Hyperbole Alert: 33rd Anniversary of Baiting the National News Media to Report Conservative News, Defending Christian Jim Watt 1983
33rd Anniversary of Baiting the National News Media to Report
Conservative News, Defending Christian Jim Watt 1983
It was not the first time Eugene Delgaudio made the national news. But it was the first
time that Delgaudio baited the entire national press corp to the White House to lure them
in with reports of "handicaped group with petitions regarding Jim Watt."
The national press reported it September 27, 1983
In fact it was a conservative defense of embattled Reagan Secretary Jim Watt, openly Christian
Cabinet member who worshiped God not nature, against the liberal elite.
Facing off against News Anchor Sam Donaldson, Delgaudio and 2 other leaders of the Council of Volunteer Americans visited White House officials, presented 120,000 petitions and addressed 100 members of the media on the White House Lawn.
Donaldson closely questioned the group and in the end (questioning if the spokesman indeed had
polio) after being rebuffed closed his notebook
and announced "I can see this news conference is over." Donaldson walked off. That left 99 other members of the media to go on with the news conference.
The result was a series of statements successfully made defending and explaining Jim Watt's interior
policies and the reporting in hundreds of newspapers the tremendous outpouring of support for Watt in
color photos on the nation's front pages.
UPI report still online
A pro-James Watt environmental group, led by a polio victim
WASHINGTON -- A pro-James Watt environmental group, led by a polio victim on crutches, gave the administration some of the 120,000 postcards and letters today they said they gathered in support of the embattled interior secretary.
Three leaders of the Council for Volunteer Americans met for 15 minutes with Cabinet Secretary Craig Fuller, who told United Press International there is 'no intention' to fire Watt for his remarks last week referring to a special Interior Department commission as having 'a black, a woman, two Jews and a cripple.'

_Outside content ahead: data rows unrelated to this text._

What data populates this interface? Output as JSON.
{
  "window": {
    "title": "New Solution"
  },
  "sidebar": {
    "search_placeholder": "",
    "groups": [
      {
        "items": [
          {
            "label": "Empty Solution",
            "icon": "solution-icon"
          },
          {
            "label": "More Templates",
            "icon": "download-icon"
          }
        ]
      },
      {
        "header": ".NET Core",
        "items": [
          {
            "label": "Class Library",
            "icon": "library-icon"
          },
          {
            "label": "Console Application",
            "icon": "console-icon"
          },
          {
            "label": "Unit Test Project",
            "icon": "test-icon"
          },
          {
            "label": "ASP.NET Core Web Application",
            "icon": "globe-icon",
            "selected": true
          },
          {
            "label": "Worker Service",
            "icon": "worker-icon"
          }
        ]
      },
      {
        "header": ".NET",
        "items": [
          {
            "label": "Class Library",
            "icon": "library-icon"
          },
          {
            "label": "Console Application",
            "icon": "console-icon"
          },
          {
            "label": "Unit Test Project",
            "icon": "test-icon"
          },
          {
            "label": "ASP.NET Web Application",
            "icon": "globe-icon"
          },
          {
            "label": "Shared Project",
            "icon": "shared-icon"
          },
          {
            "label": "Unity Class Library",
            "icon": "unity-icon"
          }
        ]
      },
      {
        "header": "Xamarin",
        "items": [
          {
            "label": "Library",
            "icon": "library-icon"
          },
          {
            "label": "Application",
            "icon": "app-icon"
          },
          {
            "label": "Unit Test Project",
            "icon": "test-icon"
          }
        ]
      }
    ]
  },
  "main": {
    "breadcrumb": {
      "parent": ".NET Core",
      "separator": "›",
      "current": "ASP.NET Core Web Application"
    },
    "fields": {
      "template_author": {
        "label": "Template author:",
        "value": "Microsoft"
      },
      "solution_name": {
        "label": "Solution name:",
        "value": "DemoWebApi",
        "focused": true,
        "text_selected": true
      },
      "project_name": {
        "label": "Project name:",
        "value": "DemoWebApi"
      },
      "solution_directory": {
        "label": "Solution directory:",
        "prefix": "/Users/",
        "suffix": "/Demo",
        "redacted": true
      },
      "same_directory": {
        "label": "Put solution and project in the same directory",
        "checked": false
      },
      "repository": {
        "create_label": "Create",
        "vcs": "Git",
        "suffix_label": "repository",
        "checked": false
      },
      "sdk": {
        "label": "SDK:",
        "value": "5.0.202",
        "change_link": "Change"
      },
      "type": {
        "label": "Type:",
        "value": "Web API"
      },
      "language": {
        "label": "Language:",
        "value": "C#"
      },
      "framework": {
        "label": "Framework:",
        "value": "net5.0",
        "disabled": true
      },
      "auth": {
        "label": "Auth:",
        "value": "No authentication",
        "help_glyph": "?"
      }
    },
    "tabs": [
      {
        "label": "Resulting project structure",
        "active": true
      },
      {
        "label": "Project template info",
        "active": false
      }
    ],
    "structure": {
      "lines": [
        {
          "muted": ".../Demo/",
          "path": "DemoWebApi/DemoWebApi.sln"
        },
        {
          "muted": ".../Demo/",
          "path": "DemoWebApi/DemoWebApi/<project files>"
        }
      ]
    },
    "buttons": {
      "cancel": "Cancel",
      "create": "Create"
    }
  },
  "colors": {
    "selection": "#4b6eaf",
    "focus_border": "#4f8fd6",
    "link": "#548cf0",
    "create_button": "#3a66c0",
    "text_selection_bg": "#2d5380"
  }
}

The polio victim, Bob Brostrom of Annandale, Va., said Watt was unfairly attacked. 'The press and the ecology bureaucrats have concentrated on getting Watt no matter what the cost,' he said.
Asked if Watt's remarks would harm President Reagan's and other Republicans' election chances, Brostrom said, 'We're not interested in politics. We're interested in justice.'
Fuller said he explained to the three that Reagan had accepted Watt's apology. 'There's no intention to do anything else at this point but to work with him (Watt),' Fuller said.
Brostrom said Watt has helped the handicapped by making national parks and monuments more accessible to them.
'We don't think with some of the examples we have in Congress of congressmen committing criminal acts and still sitting, that Jim Watt should be thrown out for saying a word that's interchangeable with 'handicapped' or 'disabled,'' Brostrom said.
'I think the word 'cripple,' in a way, in our society, is similar to the use of the words 'colored' or 'Negro,'' Brostrom said.
He said if Watt is to be fired for using the word 'crippled,' hospitals around the country for 'crippled children' should change their names.
Brostrom, 32, an unsuccessful GOP candidate for the state House, said the petition effort had been under way since spring when Watt raised the ire of music fans by suggesting the Beach Boys drew the wrong element to Washington's annual July Fourth festivities.
Earlier, Brostrom said he thought Watt was 'trying to make a crack at affirmative action and quota systems' with his remark.
'I'm thinking of forming 'Handicapped Beach Boys Fans for Watt,'' said Brostrom, adding that he thinks overall Watt has done a good job. He noted that access to National Parks under Watt's tenure has improved and Watt recently was given an award for bettering handicapped facilities at parks.
'I think overall ... what he's trying to do is move this country in the direction of energy independence and at the same time see that the environment is preserved. It's a delicate balance,' said Brostrom.
'The fact that most of the national parks and monuments which are under Watt's direction are now accessible to the handicapped is a tribute to the Interior Department and to previous secretaries of the Interior,' he said.
Over 100 newspapers carried the report on their front page but also had
printed reports from the UPI.
Eugene Delgaudio, as president of Council of Volunteer Americans
mailed 5,000 copies of Ron Arnolds book on Watt, which doubled
national circulation at the time.
Ron Arnold's At the Eye of the Storm: James Watt and the Environmentalists (Regnery-Gateway, 282 pp., $14.95) is a book about contemporary politics. Arnold's immediate aim is to defend Jim Watt, our embattled Secretary of the Interior, from at tacks that are really aimed at Ronald Reagan. But the deeper intention of the book is to challenge the extreme modern breed of environmentalist on religious grounds. It is this aspect that will give the book its lasting value.